Yielding some ground to end the nearly two-month-long protest by thousands of farmers on the national capital borders, the government on Wednesday (January 20) proposed to suspend the three contentious farm laws for 1-1.5 years and set up a joint committee to find an amicable solution in the interest of the farming community.
But farmer leaders did not immediately accept the proposal and said they will revert after their internal consultations, which is slated to be held on Thursday (21 January). The next round of discussions with the Centre has been scheduled for 22 January.
The tenth round of talks was initially scheduled on 19 January but later got postponed to Wednesday.
Earlier in the day, the Supreme Court issued a notice to the Centre on an application filed by a farmers’ group seeking the reconstitution of the committee to help resolve the deadlock over the new laws. The court also refused to pass orders on the Centre’s petition to stop the farmers’ planned tractor rally on Republic Day.
The three laws have already been stayed by the Supreme Court till further orders and a committee of experts has been formed to resolve the deadlock.
The panel has been asked by the apex court to submit its report within two months after consulting all stakeholders.

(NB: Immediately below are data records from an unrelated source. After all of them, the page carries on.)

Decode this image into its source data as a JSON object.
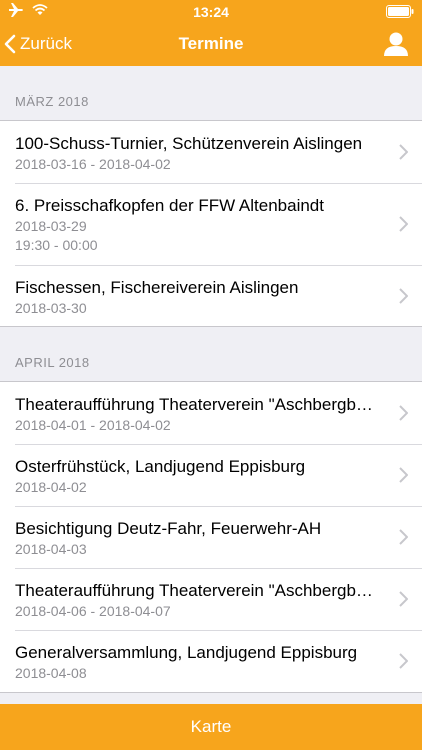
{
  "status_bar": {
    "time": "13:24"
  },
  "nav": {
    "back_label": "Zurück",
    "title": "Termine"
  },
  "sections": [
    {
      "header": "MÄRZ 2018",
      "items": [
        {
          "title": "100-Schuss-Turnier, Schützenverein Aislingen",
          "date": "2018-03-16 - 2018-04-02"
        },
        {
          "title": "6. Preisschafkopfen der FFW Altenbaindt",
          "date": "2018-03-29",
          "time": "19:30 - 00:00"
        },
        {
          "title": "Fischessen, Fischereiverein Aislingen",
          "date": "2018-03-30"
        }
      ]
    },
    {
      "header": "APRIL 2018",
      "items": [
        {
          "title": "Theateraufführung Theaterverein \"Aschbergb…",
          "date": "2018-04-01 - 2018-04-02"
        },
        {
          "title": "Osterfrühstück, Landjugend Eppisburg",
          "date": "2018-04-02"
        },
        {
          "title": "Besichtigung Deutz-Fahr, Feuerwehr-AH",
          "date": "2018-04-03"
        },
        {
          "title": "Theateraufführung Theaterverein \"Aschbergb…",
          "date": "2018-04-06 - 2018-04-07"
        },
        {
          "title": "Generalversammlung, Landjugend Eppisburg",
          "date": "2018-04-08"
        }
      ]
    }
  ],
  "bottom_bar": {
    "label": "Karte"
  },
  "colors": {
    "accent": "#f7a51c",
    "secondary_text": "#8e8e93"
  },
  "icons": [
    "airplane-icon",
    "wifi-icon",
    "battery-icon",
    "back-chevron-icon",
    "user-icon",
    "chevron-right-icon"
  ]
}
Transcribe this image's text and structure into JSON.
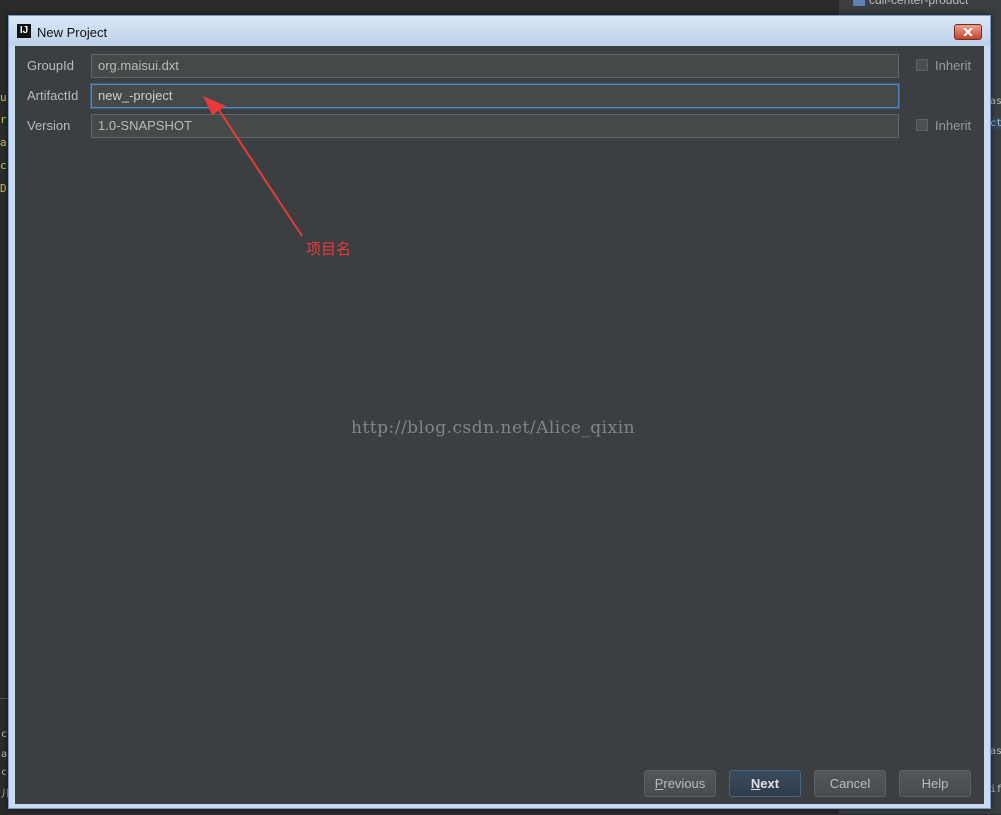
{
  "dialog": {
    "title": "New Project",
    "app_icon": "IJ"
  },
  "form": {
    "group_id": {
      "label": "GroupId",
      "value": "org.maisui.dxt",
      "inherit_label": "Inherit",
      "inherit_checked": false
    },
    "artifact_id": {
      "label": "ArtifactId",
      "value": "new_-project"
    },
    "version": {
      "label": "Version",
      "value": "1.0-SNAPSHOT",
      "inherit_label": "Inherit",
      "inherit_checked": false
    }
  },
  "annotation": {
    "text": "项目名",
    "color": "#e83a3a"
  },
  "watermark": "http://blog.csdn.net/Alice_qixin",
  "buttons": {
    "previous": {
      "mnemonic": "P",
      "rest": "revious"
    },
    "next": {
      "mnemonic": "N",
      "rest": "ext"
    },
    "cancel": "Cancel",
    "help": "Help"
  },
  "background": {
    "tree_item": "cdli-center-product",
    "editor_glyphs": [
      "u",
      "r",
      "a",
      "c",
      "D"
    ],
    "bottom_glyphs": [
      "c",
      "a",
      "c",
      "儿"
    ],
    "right_edge_glyphs": [
      "as",
      "ct",
      "as",
      "if"
    ]
  },
  "colors": {
    "dialog_bg": "#3c3f41",
    "titlebar": "#c9dcf2",
    "focus_border": "#4a88c7",
    "close_button": "#c5442c"
  }
}
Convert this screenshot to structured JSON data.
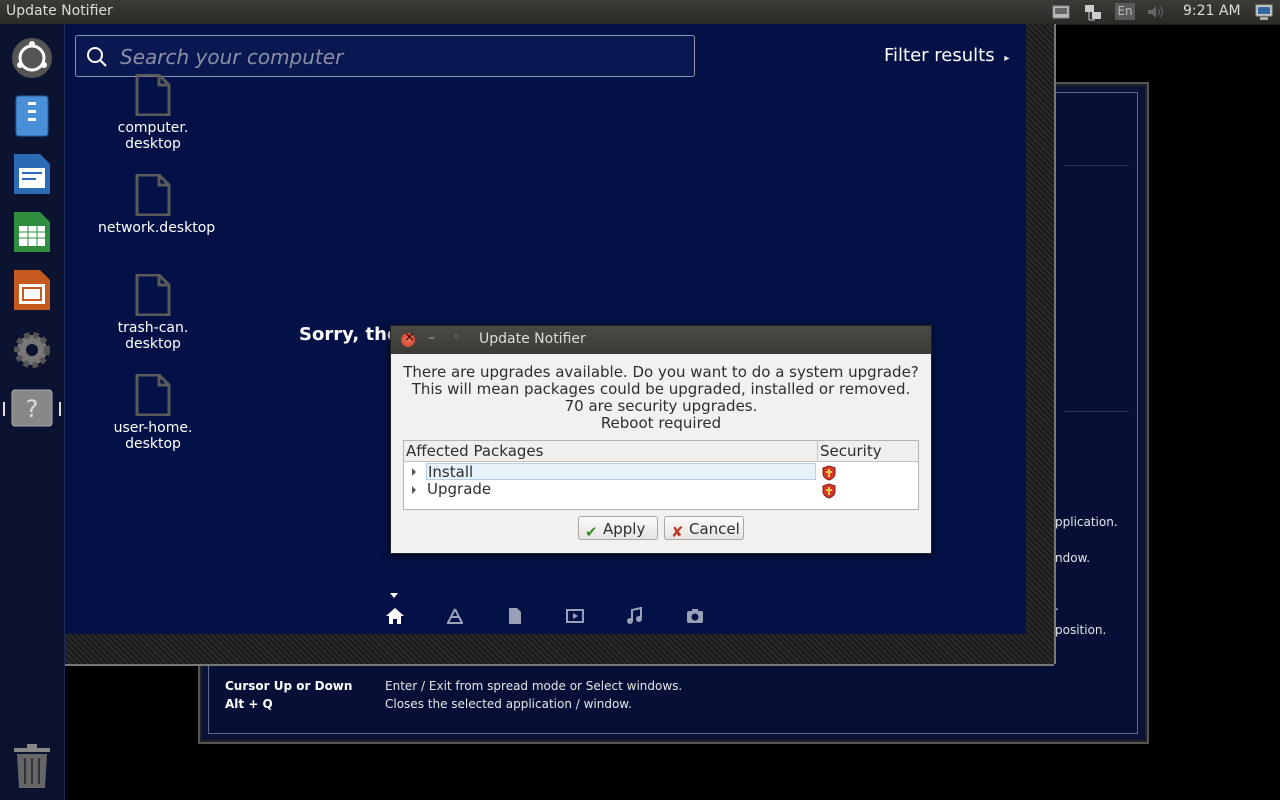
{
  "top_panel": {
    "window_title": "Update Notifier",
    "keyboard_layout": "En",
    "clock": "9:21 AM"
  },
  "launcher": {
    "items": [
      "ubuntu-logo-icon",
      "files-icon",
      "writer-icon",
      "calc-icon",
      "impress-icon",
      "settings-icon",
      "help-icon",
      "trash-icon"
    ]
  },
  "dash": {
    "search_placeholder": "Search your computer",
    "filter_label": "Filter results",
    "desktop_icons": [
      {
        "line1": "computer.",
        "line2": "desktop"
      },
      {
        "line1": "network.desktop",
        "line2": ""
      },
      {
        "line1": "trash-can.",
        "line2": "desktop"
      },
      {
        "line1": "user-home.",
        "line2": "desktop"
      }
    ],
    "no_results_text": "Sorry, the",
    "lenses": [
      "home-icon",
      "apps-icon",
      "files-icon",
      "video-icon",
      "music-icon",
      "photo-icon"
    ]
  },
  "shortcuts_window": {
    "rows": [
      {
        "key": "Cursor Up or Down",
        "desc": "Enter / Exit from spread mode or Select windows."
      },
      {
        "key": "Alt + Q",
        "desc": "Closes the selected application / window."
      }
    ],
    "fragments": [
      "pplication.",
      "ndow.",
      ".",
      "position."
    ]
  },
  "dialog": {
    "title": "Update Notifier",
    "message_lines": [
      "There are upgrades available. Do you want to do a system upgrade?",
      "This will mean packages could be upgraded, installed or removed.",
      "70 are security upgrades.",
      "Reboot required"
    ],
    "columns": [
      "Affected Packages",
      "Security"
    ],
    "rows": [
      {
        "label": "Install",
        "selected": true
      },
      {
        "label": "Upgrade",
        "selected": false
      }
    ],
    "apply_label": "Apply",
    "cancel_label": "Cancel"
  },
  "colors": {
    "dash_bg": "#031146",
    "panel_bg": "#3c3b37",
    "dialog_bg": "#f2f1f0"
  }
}
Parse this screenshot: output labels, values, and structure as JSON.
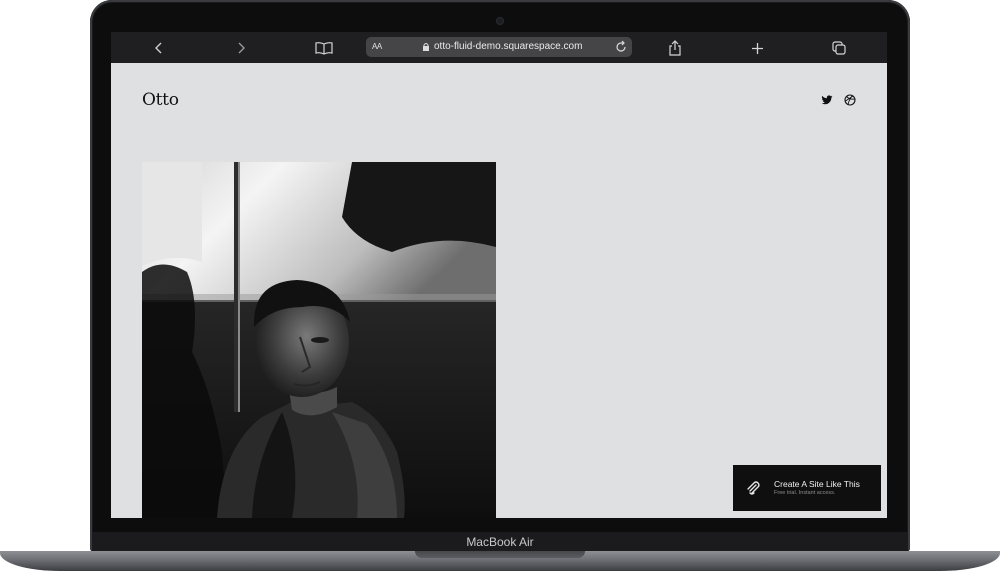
{
  "device": {
    "model_label": "MacBook Air"
  },
  "browser": {
    "text_size_label": "AA",
    "url": "otto-fluid-demo.squarespace.com",
    "icons": [
      "chevron-left-icon",
      "chevron-right-icon",
      "book-icon",
      "lock-icon",
      "reload-icon",
      "share-icon",
      "plus-icon",
      "tabs-icon"
    ]
  },
  "site": {
    "logo": "Otto",
    "social_icons": [
      "twitter-icon",
      "dribbble-icon"
    ],
    "background_color": "#dfe0e2"
  },
  "cta": {
    "title": "Create A Site Like This",
    "subtitle": "Free trial. Instant access.",
    "icon": "squarespace-logo-icon"
  }
}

The committee held its first meeting on Tuesday and will begin its consultations with farmer groups and others from Thursday.
After the meeting, Bharatiya Kisan Union (Ugrahan) president Joginder Singh Ugrahan said, “The government proposed to suspend the farm laws for one and a half years. We rejected the proposal but since it has come from the government, we will meet tomorrow and deliberate over it.”